## Problem to work on
Return the records exactly, keeping every line as it is.

## Extracted records
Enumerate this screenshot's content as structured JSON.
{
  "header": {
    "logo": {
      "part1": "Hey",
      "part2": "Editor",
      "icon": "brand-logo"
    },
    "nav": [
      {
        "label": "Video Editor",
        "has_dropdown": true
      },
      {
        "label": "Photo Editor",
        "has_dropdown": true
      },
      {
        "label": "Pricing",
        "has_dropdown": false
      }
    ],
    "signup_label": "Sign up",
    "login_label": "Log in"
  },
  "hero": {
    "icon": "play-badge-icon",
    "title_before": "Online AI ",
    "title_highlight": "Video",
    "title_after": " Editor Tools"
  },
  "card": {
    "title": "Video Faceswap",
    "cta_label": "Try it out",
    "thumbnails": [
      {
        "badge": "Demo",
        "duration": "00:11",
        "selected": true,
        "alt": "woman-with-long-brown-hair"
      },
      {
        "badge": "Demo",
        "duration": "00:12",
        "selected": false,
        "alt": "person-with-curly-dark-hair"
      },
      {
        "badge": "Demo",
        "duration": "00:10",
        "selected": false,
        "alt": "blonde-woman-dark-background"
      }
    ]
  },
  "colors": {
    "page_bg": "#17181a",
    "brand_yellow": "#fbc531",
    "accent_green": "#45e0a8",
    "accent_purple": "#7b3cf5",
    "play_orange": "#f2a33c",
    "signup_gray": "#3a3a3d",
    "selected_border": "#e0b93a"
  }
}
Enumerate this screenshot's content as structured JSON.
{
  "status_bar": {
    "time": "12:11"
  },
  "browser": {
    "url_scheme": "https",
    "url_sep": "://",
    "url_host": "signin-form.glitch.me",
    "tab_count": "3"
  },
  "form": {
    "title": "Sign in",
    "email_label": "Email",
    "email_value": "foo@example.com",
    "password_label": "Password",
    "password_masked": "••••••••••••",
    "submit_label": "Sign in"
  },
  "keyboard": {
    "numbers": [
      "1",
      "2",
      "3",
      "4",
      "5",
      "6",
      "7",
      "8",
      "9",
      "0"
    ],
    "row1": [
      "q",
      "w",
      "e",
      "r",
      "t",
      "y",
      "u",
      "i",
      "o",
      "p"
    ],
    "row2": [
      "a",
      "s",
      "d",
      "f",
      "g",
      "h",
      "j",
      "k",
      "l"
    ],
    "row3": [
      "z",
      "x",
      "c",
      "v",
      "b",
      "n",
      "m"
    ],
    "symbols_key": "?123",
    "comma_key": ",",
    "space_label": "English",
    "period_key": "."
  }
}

## Solution for this task
Enumerate this screenshot's content as structured JSON.
{
  "header": {
    "logo": {
      "part1": "Hey",
      "part2": "Editor",
      "icon": "brand-logo"
    },
    "nav": [
      {
        "label": "Video Editor",
        "has_dropdown": true
      },
      {
        "label": "Photo Editor",
        "has_dropdown": true
      },
      {
        "label": "Pricing",
        "has_dropdown": false
      }
    ],
    "signup_label": "Sign up",
    "login_label": "Log in"
  },
  "hero": {
    "icon": "play-badge-icon",
    "title_before": "Online AI ",
    "title_highlight": "Video",
    "title_after": " Editor Tools"
  },
  "card": {
    "title": "Video Faceswap",
    "cta_label": "Try it out",
    "thumbnails": [
      {
        "badge": "Demo",
        "duration": "00:11",
        "selected": true,
        "alt": "woman-with-long-brown-hair"
      },
      {
        "badge": "Demo",
        "duration": "00:12",
        "selected": false,
        "alt": "person-with-curly-dark-hair"
      },
      {
        "badge": "Demo",
        "duration": "00:10",
        "selected": false,
        "alt": "blonde-woman-dark-background"
      }
    ]
  },
  "colors": {
    "page_bg": "#17181a",
    "brand_yellow": "#fbc531",
    "accent_green": "#45e0a8",
    "accent_purple": "#7b3cf5",
    "play_orange": "#f2a33c",
    "signup_gray": "#3a3a3d",
    "selected_border": "#e0b93a"
  }
}
Enumerate this screenshot's content as structured JSON.
{
  "status_bar": {
    "time": "12:11"
  },
  "browser": {
    "url_scheme": "https",
    "url_sep": "://",
    "url_host": "signin-form.glitch.me",
    "tab_count": "3"
  },
  "form": {
    "title": "Sign in",
    "email_label": "Email",
    "email_value": "foo@example.com",
    "password_label": "Password",
    "password_masked": "••••••••••••",
    "submit_label": "Sign in"
  },
  "keyboard": {
    "numbers": [
      "1",
      "2",
      "3",
      "4",
      "5",
      "6",
      "7",
      "8",
      "9",
      "0"
    ],
    "row1": [
      "q",
      "w",
      "e",
      "r",
      "t",
      "y",
      "u",
      "i",
      "o",
      "p"
    ],
    "row2": [
      "a",
      "s",
      "d",
      "f",
      "g",
      "h",
      "j",
      "k",
      "l"
    ],
    "row3": [
      "z",
      "x",
      "c",
      "v",
      "b",
      "n",
      "m"
    ],
    "symbols_key": "?123",
    "comma_key": ",",
    "space_label": "English",
    "period_key": "."
  }
}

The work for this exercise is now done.